Mount Pershing facts for kids
Quick facts for kidsMount Pershing
Mount Pershing seen from West Seattle
|Elevation||6,154 ft (1,876 m)|
|Prominence||1,114 ft (340 m)|
|Location||Mason County, Washington, US|
|Parent range||Olympic Mountains|
|Topo map||USGS Mount Skokomish|
|Age of rock||Eocene|
|Type of rock||pillow basalt|
|First ascent||1939 by Don Dooley, Robert Henderson, Walt Ingalls, and Bob Mandelhorn|
Mount Pershing is a 6,154 ft massif in the Olympic Mountains and is located in Mason County of Washington state. It is situated in the Mount Skokomish Wilderness on land managed by Olympic National Forest. The mountain's name honors General of the Armies John J. Pershing. Its nearest higher peak is Mount Washington at 1.45 mi (2.33 km) to the south-southeast. Precipitation runoff drains into the Hamma Hamma River.

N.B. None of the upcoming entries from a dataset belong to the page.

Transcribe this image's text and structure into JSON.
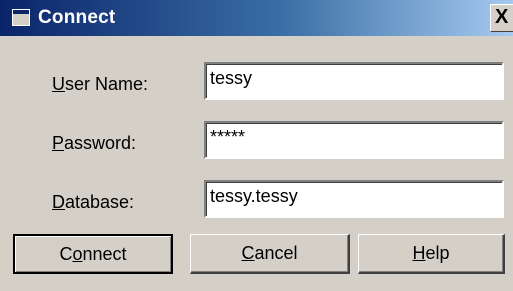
{
  "window": {
    "title": "Connect",
    "close_glyph": "X",
    "title_icon": "window-icon"
  },
  "form": {
    "user_name": {
      "label_mnemonic": "U",
      "label_rest": "ser Name:",
      "value": "tessy"
    },
    "password": {
      "label_mnemonic": "P",
      "label_rest": "assword:",
      "value": "*****"
    },
    "database": {
      "label_mnemonic": "D",
      "label_rest": "atabase:",
      "value": "tessy.tessy"
    }
  },
  "buttons": {
    "connect": {
      "pre": "C",
      "mnemonic": "o",
      "post": "nnect"
    },
    "cancel": {
      "pre": "",
      "mnemonic": "C",
      "post": "ancel"
    },
    "help": {
      "pre": "",
      "mnemonic": "H",
      "post": "elp"
    }
  },
  "colors": {
    "titlebar_start": "#0a246a",
    "titlebar_end": "#a6caf0",
    "dialog_face": "#d4d0c8"
  }
}
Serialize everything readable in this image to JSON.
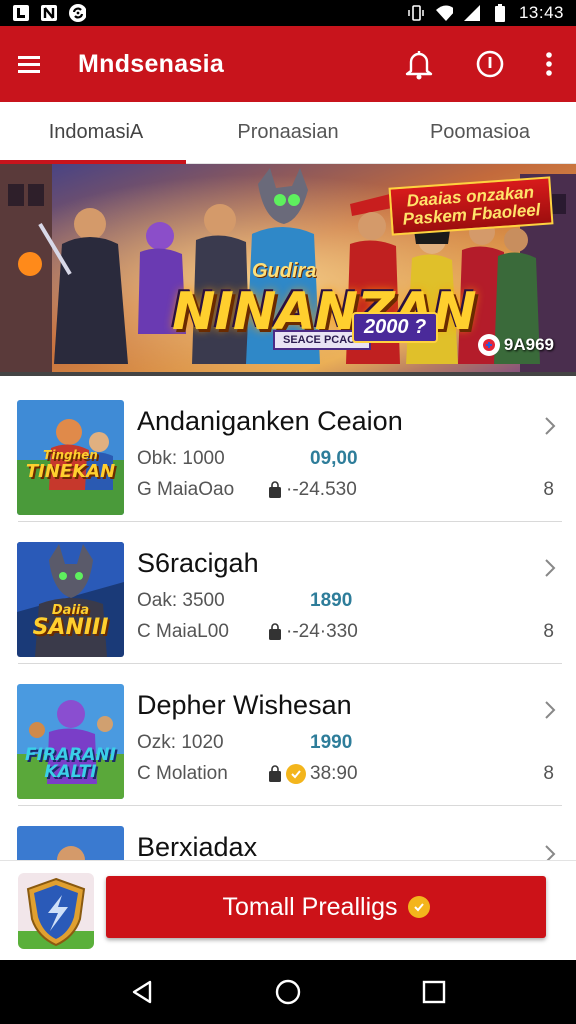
{
  "status_bar": {
    "time": "13:43",
    "left_icons": [
      "notification-icon",
      "sim-icon",
      "sync-icon"
    ],
    "right_icons": [
      "vibrate-icon",
      "wifi-icon",
      "signal-icon",
      "battery-icon"
    ]
  },
  "app_bar": {
    "title": "Mndsenasia",
    "menu_icon": "menu-icon",
    "actions": [
      "bell-icon",
      "info-icon",
      "more-vert-icon"
    ],
    "color": "#c8141c"
  },
  "tabs": [
    {
      "label": "IndomasiA",
      "active": true
    },
    {
      "label": "Pronaasian",
      "active": false
    },
    {
      "label": "Poomasioa",
      "active": false
    }
  ],
  "banner": {
    "tag_line1": "Daaias onzakan",
    "tag_line2": "Paskem Fbaoleel",
    "logo_top": "Gudira",
    "logo": "NINANZAN",
    "subtitle": "SEACE PCACII",
    "year": "2000 ?",
    "counter": "9A969"
  },
  "list": [
    {
      "title": "Andaniganken Ceaion",
      "meta1": "Obk: 1000",
      "value": "09,00",
      "meta2": "G MaiaOao",
      "price": "·-24.530",
      "count": "8",
      "thumb_label": "TINEKAN",
      "thumb_top": "Tinghen"
    },
    {
      "title": "S6racigah",
      "meta1": "Oak: 3500",
      "value": "1890",
      "meta2": "C MaiaL00",
      "price": "·-24·330",
      "count": "8",
      "thumb_label": "SANIII",
      "thumb_top": "Daiia"
    },
    {
      "title": "Depher Wishesan",
      "meta1": "Ozk: 1020",
      "value": "1990",
      "meta2": "C Molation",
      "price": "38:90",
      "count": "8",
      "thumb_label": "FIRARANI KALTI",
      "thumb_top": ""
    },
    {
      "title": "Berxiadax",
      "meta1": "",
      "value": "",
      "meta2": "",
      "price": "",
      "count": "",
      "thumb_label": "",
      "thumb_top": ""
    }
  ],
  "action_bar": {
    "button_label": "Tomall Prealligs",
    "shield_icon": "shield-icon"
  },
  "nav_bar": {
    "items": [
      "back-icon",
      "home-icon",
      "recents-icon"
    ]
  }
}
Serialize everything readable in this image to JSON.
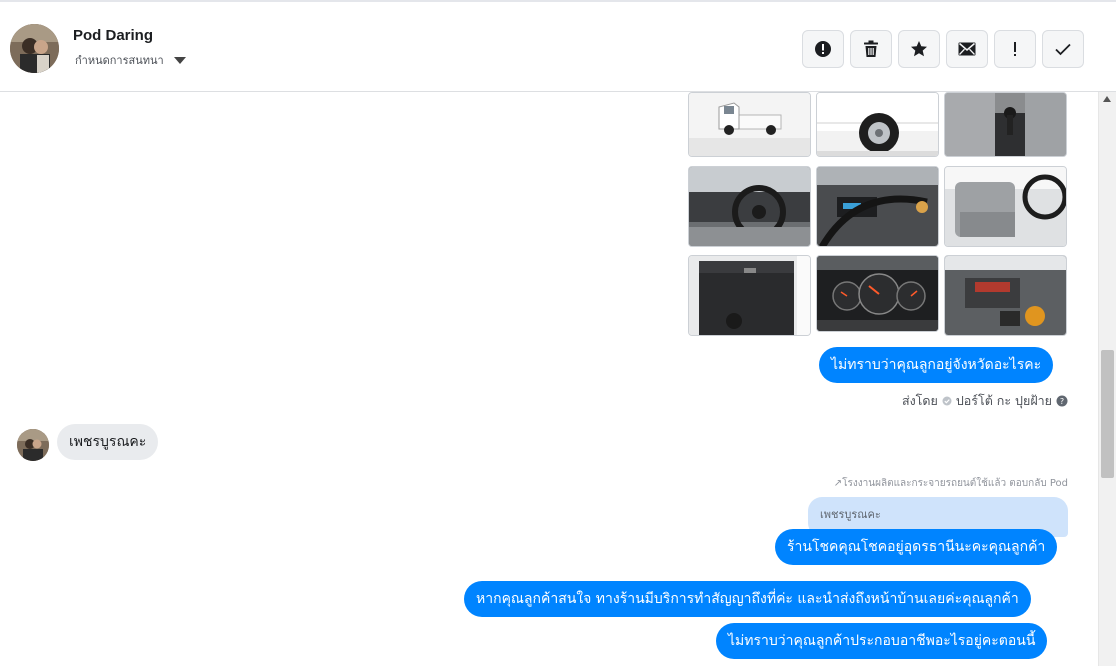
{
  "header": {
    "contact_name": "Pod Daring",
    "assign_label": "กำหนดการสนทนา",
    "toolbar": [
      {
        "name": "spam-button",
        "icon": "alert-circle-icon"
      },
      {
        "name": "delete-button",
        "icon": "trash-icon"
      },
      {
        "name": "star-button",
        "icon": "star-icon"
      },
      {
        "name": "mark-unread-button",
        "icon": "envelope-icon"
      },
      {
        "name": "follow-up-button",
        "icon": "exclamation-icon"
      },
      {
        "name": "mark-done-button",
        "icon": "check-icon"
      }
    ]
  },
  "photos": [
    {
      "name": "photo-truck-side"
    },
    {
      "name": "photo-truck-wheel"
    },
    {
      "name": "photo-seat-fabric-shifter"
    },
    {
      "name": "photo-dashboard-steering"
    },
    {
      "name": "photo-center-console"
    },
    {
      "name": "photo-interior-seats"
    },
    {
      "name": "photo-door-panel"
    },
    {
      "name": "photo-instrument-cluster"
    },
    {
      "name": "photo-engine-bay"
    }
  ],
  "messages": {
    "out_1": "ไม่ทราบว่าคุณลูกอยู่จังหวัดอะไรคะ",
    "sent_by_prefix": "ส่งโดย",
    "sent_by_name": "ปอร์โต้ กะ ปุยฝ้าย",
    "in_1": "เพชรบูรณคะ",
    "reply_note": "โรงงานผลิตและกระจายรถยนต์ใช้แล้ว ตอบกลับ Pod",
    "quoted_text": "เพชรบูรณคะ",
    "out_2": "ร้านโชคคุณโชคอยู่อุดรธานีนะคะคุณลูกค้า",
    "out_3": "หากคุณลูกค้าสนใจ ทางร้านมีบริการทำสัญญาถึงที่ค่ะ และนำส่งถึงหน้าบ้านเลยค่ะคุณลูกค้า",
    "out_4": "ไม่ทราบว่าคุณลูกค้าประกอบอาชีพอะไรอยู่คะตอนนี้"
  },
  "colors": {
    "outgoing_bubble": "#0084ff",
    "incoming_bubble": "#e9ebee",
    "quote_bubble": "#cfe3fb"
  }
}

The Olympic Mountains are composed of obducted clastic wedge material and oceanic crust, primarily Eocene sandstone, turbidite, and basaltic oceanic crust. The mountains were sculpted during the Pleistocene era by erosion and glaciers advancing and retreating multiple times.
Mount Pershing is located in the marine west coast climate zone of western North America. Most weather fronts originate in the Pacific Ocean, and travel northeast toward the Olympic Mountains. As fronts approach, they are forced upward by the peaks of the Olympic Range, causing them to drop their moisture in the form of rain or snowfall (Orographic lift). As a result, the Olympics experience high precipitation, especially during the winter months. During winter months, weather is usually cloudy, but, due to high pressure systems over the Pacific Ocean that intensify during summer months, there is often little or no cloud cover during the summer. Because of maritime influence, snow tends to be wet and heavy, resulting in high avalanche danger.
Mount Pershing Facts for Kids. Kiddle Encyclopedia.